- Thinking Black [Trans] Gender
To put it mildly, the 2010s have been a disorienting decade of and for trans-gender in the United States. Anyone will tell you so. The usual story goes like this: whereas, once, trans people and our concerns were nearly invisible, now the country has found itself on the other side of a "transgender tipping point," as announced by a 2014 Time cover story,1 which has led to an influx of trans representation in popular media; preoccupation with trans students' bathroom habits; recurrent squabbles in the philosophical blogosphere; better account keeping on the US transgender dead; on and on. In short, the last five years or so have been marked by a profound increase in trans visibility.

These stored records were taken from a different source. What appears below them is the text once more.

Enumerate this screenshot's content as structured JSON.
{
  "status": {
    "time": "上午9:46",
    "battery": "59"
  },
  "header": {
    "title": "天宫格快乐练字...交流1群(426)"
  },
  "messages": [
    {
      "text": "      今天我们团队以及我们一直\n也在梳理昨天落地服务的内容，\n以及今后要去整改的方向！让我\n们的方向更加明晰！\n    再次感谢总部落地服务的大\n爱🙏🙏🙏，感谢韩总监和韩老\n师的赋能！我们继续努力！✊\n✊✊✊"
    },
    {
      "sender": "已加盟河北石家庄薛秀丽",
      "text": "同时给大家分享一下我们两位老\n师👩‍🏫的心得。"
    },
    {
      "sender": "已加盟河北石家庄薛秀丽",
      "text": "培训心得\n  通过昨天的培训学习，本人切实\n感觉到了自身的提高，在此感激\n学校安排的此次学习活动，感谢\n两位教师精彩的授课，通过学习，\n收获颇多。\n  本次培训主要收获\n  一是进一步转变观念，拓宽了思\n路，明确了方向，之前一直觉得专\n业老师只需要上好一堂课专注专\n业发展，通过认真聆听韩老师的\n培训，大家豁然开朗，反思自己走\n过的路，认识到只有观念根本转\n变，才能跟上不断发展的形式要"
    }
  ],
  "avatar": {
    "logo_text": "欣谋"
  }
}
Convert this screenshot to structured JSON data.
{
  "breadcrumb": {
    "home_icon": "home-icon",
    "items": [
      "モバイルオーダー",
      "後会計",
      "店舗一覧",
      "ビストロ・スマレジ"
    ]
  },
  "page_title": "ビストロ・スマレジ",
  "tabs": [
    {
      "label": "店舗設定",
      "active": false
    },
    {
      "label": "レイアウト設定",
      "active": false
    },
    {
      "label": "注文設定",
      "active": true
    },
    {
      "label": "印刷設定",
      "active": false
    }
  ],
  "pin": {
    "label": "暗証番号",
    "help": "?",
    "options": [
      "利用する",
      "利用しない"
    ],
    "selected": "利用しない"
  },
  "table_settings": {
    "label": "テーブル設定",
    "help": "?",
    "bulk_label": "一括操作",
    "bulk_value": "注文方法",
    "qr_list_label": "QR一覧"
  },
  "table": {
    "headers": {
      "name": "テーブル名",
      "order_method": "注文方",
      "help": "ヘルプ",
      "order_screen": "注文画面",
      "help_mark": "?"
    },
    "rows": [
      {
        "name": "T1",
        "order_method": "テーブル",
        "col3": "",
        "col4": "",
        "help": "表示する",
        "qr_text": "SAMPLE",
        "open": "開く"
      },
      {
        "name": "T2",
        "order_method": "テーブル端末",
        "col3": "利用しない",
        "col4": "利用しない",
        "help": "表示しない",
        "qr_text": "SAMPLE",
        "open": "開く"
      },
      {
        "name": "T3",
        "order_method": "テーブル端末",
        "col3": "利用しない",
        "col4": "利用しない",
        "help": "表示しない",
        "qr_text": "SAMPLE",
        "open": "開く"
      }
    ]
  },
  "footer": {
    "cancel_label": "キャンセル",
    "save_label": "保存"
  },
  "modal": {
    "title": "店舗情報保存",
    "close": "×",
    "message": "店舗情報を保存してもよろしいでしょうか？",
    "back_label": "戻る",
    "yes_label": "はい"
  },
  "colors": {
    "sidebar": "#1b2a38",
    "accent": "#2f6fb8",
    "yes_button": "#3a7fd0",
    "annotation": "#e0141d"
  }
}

Importantly, this is not the first time national conversation has fixated on people and practices we might call trans; as Treva Ellison implores us to remember, "Public interest in and discourse around gender and sexuality [is] iterative and connected to conflicts or crises in economic, social, and political capital."2 Still, given our mass-mediated world, this particular iteration of trans visibility has brought about an unprecedented number of television programs, feature-length films, chattered-about legal proceedings, and magazine covers [End Page 903] featuring, if not always exactly trans people, trans as a set of ideas about sex/gender/autonomy with which the country must, again, reckon. However, as should be clear from my lists of what visibility has wrought, this proliferation of discourse has not been all for the better. While our public reckoning has, in some places, sped along positive changes in the lives of some trans people, the 2010s have also been marked by an erosion of the conditions of livability for many others, a state of affairs that has only sharpened since the 2016 election. Trap Door: Trans Cultural Production and the Politics of Visibility—a timely and visually stunning anthology edited by Tourmaline, Eric A. Stanley, and Johanna Burton—addresses itself to precisely this paradox. Assembling an array of scholars, artists, and activists, Trap Door offers a varied set of essays and conversations on the promise, limit, and potentiality of visual culture for trans living and politics.
Because the anthology as a whole and its individual components strive to "allow the paradox of trans representation in the current moment to find form in conversations that don't attempt to smooth the contradictions" (xxiii), the book resolves little and, instead, opens up avenues for thought. There are many excellent pieces in Trap Door, including Morgan M. Page's reflection on her work as a public historian and the "eerie parallels" between past and present moments of trans visibility (142); Abram J. Lewis's dossier of documents from 1970s trans activism, which employed tactics both familiar (building community support services, critiquing the carceral state) and extraterrestrial (turning to the paranormal and otherworldly as resources for "expand[ing] human potential otherwise limited by social constraint) (64–65); and Sara Ahmed's essay—reprinted from the "Trans/Feminisms" issue of Transgender Studies Quarterly—on the rhetoric of anti-trans feminisms that have resurged in the shadow of the tipping point. However, there is one avenue to which the anthology, as a collective voice, returns again and again, one that seems to be a source of particularly productive "trouble" (183): the terrain where blackness and transness meet.
In the usual story, the paradox of trans visibility is narrated as a generalized structuring condition of contemporary trans life—and, I think, it is. However, it...